Types of Damages
The three types of damages you may collect in a truck accident lawsuit, as with any suit, are:
- Economic damages, which include losses that can be quantified, such as medical bills, damaged property, and lost wages;
- Non-economic damages, which include less easily quantifiable costs, such as pain and suffering; and
- Punitive damages, which are sometimes awarded by a jury for no other purpose than to punish an especially egregious offender.
The types of damages you are eligible to collect will depend on your case — and the quality of your semi truck accident lawyer.
What to Do If You Are in a Truck Accident
In the event of a truck accident, you should take the same steps as in any ordinary motor vehicle accident.
First, make sure that you and others involved in are safe. Call 911 if you see any injuries, and do not attempt to move any injured people (unless necessary to get them out of the road). If your car is still working, try to move it out of the way of traffic.
Next, exchange information with the truck driver. If the truck driver flees the scene, try to get a thorough description of the truck. A lawyer may help subpoena footage from any nearby security cameras.
Get the trucker’s name, contact information, and insurance information, as well as information about the company for whom they were driving at the time of the accident. Provide your own information, but aside from this, try to say as little as possible. Don’t lose your temper, even if you are justifiably angry, and don’t apologize for the accident! This can be taken as an admission of guilt.
You should always call the police after a truck accident. The police will write up an accident report, which will include a determination of fault. This may differ from that of the insurance adjusters, and police reports can be helpful to your case.
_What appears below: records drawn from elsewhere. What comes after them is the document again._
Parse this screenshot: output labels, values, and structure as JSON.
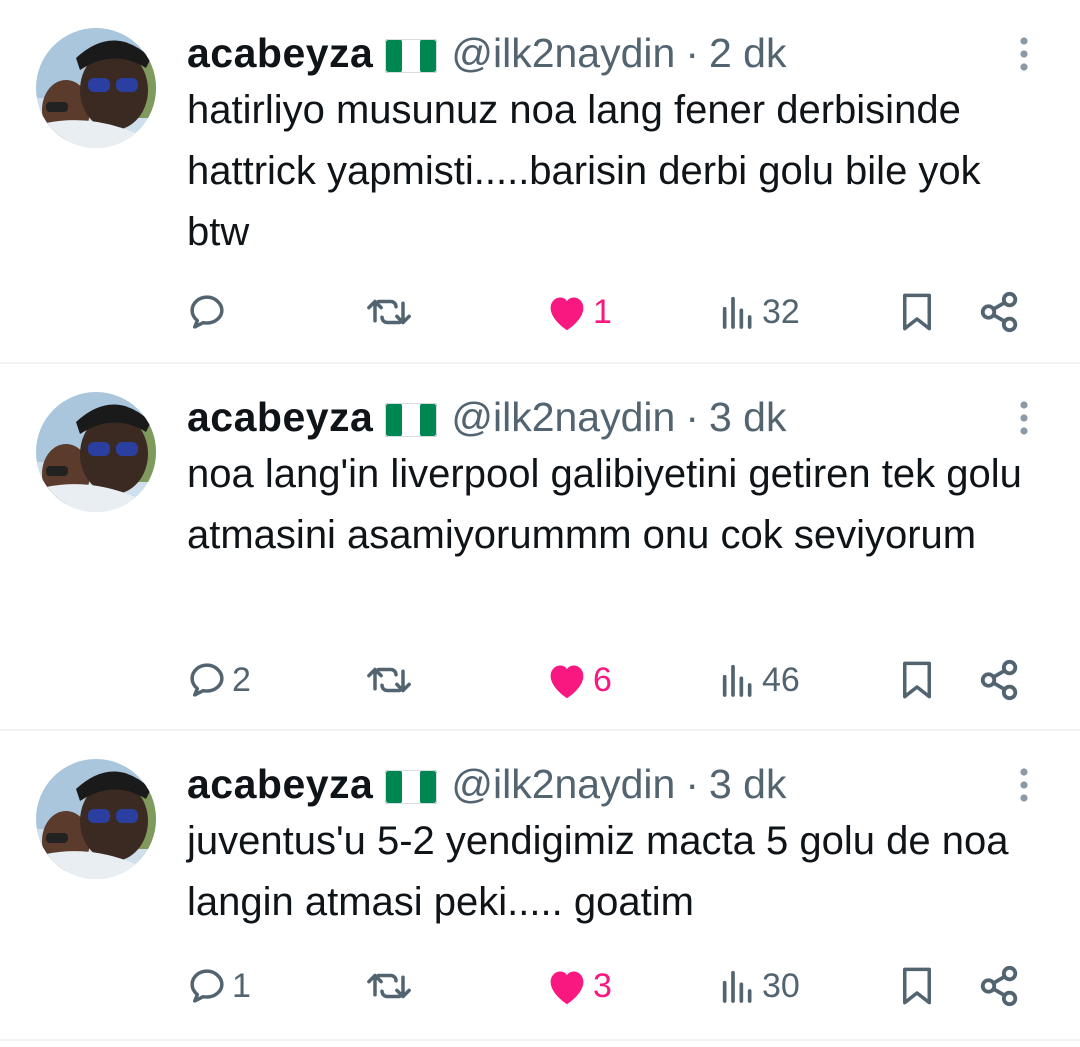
{
  "tweets": [
    {
      "display_name": "acabeyza",
      "handle": "@ilk2naydin",
      "separator": "·",
      "time": "2 dk",
      "text": "hatirliyo musunuz noa lang fener derbisinde hattrick yapmisti.....barisin derbi golu bile yok btw",
      "reply_count": "",
      "like_count": "1",
      "view_count": "32"
    },
    {
      "display_name": "acabeyza",
      "handle": "@ilk2naydin",
      "separator": "·",
      "time": "3 dk",
      "text": "noa lang'in liverpool galibiyetini getiren tek golu atmasini asamiyorummm onu cok seviyorum",
      "reply_count": "2",
      "like_count": "6",
      "view_count": "46"
    },
    {
      "display_name": "acabeyza",
      "handle": "@ilk2naydin",
      "separator": "·",
      "time": "3 dk",
      "text": "juventus'u 5-2 yendigimiz macta 5 golu de noa langin atmasi peki..... goatim",
      "reply_count": "1",
      "like_count": "3",
      "view_count": "30"
    }
  ],
  "icons": {
    "flag": "nigeria-flag-icon",
    "more": "more-vertical-icon",
    "reply": "reply-icon",
    "retweet": "retweet-icon",
    "like": "heart-filled-icon",
    "views": "views-icon",
    "bookmark": "bookmark-icon",
    "share": "share-icon"
  },
  "colors": {
    "text": "#0f1419",
    "secondary": "#536471",
    "like": "#f91880",
    "flag_green": "#008751",
    "divider": "#eff3f4"
  }
}
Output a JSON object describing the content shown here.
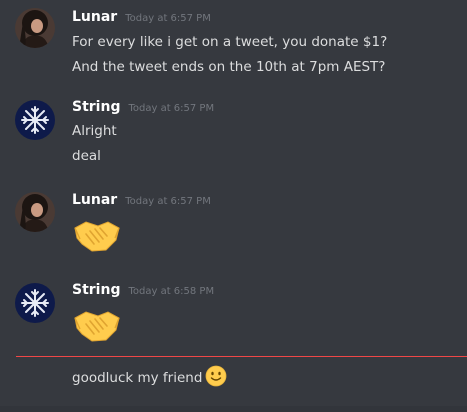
{
  "messages": [
    {
      "author": "Lunar",
      "time": "Today at 6:57 PM",
      "avatar": "dark-haired-person-avatar",
      "lines": [
        "For every like i get on a tweet, you donate $1?",
        "And the tweet ends on the 10th at 7pm AEST?"
      ]
    },
    {
      "author": "String",
      "time": "Today at 6:57 PM",
      "avatar": "snowflake-avatar",
      "lines": [
        "Alright",
        "deal"
      ]
    },
    {
      "author": "Lunar",
      "time": "Today at 6:57 PM",
      "avatar": "dark-haired-person-avatar",
      "emoji": "handshake-emoji"
    },
    {
      "author": "String",
      "time": "Today at 6:58 PM",
      "avatar": "snowflake-avatar",
      "emoji": "handshake-emoji"
    }
  ],
  "new_message": {
    "text": "goodluck my friend",
    "emoji": "slight-smile-emoji"
  },
  "colors": {
    "background": "#36393f",
    "username": "#ffffff",
    "timestamp": "#72767d",
    "text": "#dcddde",
    "new_message_divider": "#f04747",
    "emoji_yellow": "#ffcc4d"
  }
}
TorkLaw can order a free copy of your police report.
If you are in any condition to do so, begin collecting evidence at the scene. Take pictures of the crash, including pictures of both vehicles, as well as the surroundings. Record the names and contact info of any witnesses. They might be able to testify and help your case later.
In addition, keep accurate medical records of all your truck accident injuries. Keep a daily journal of all the ways in which your injuries interfere with you living your activities. This is important for your ability to recover the maximum amount of damages (including both economic and noneconomic damages) later.
Finally, and most importantly, do not talk to the trucker’s insurance company! Truck companies, like any other insurance companies, are looking for any opportunity to deny your claim. Don’t agree to any recorded statements or accept any settlements, no matter how reasonable they may seem on the surface. Always deal with these entities through your lawyer, or with a lawyer present.
Fortunately, with the right legal representation, the frightening world of truck accident law is manageable. By handing your case over to a skilled semi truck accident lawyer at TorkLaw, you can ensure that you receive the maximum amount of damages to which you are entitled, while you focus on your own recovery. Call us today for a FREE consultation!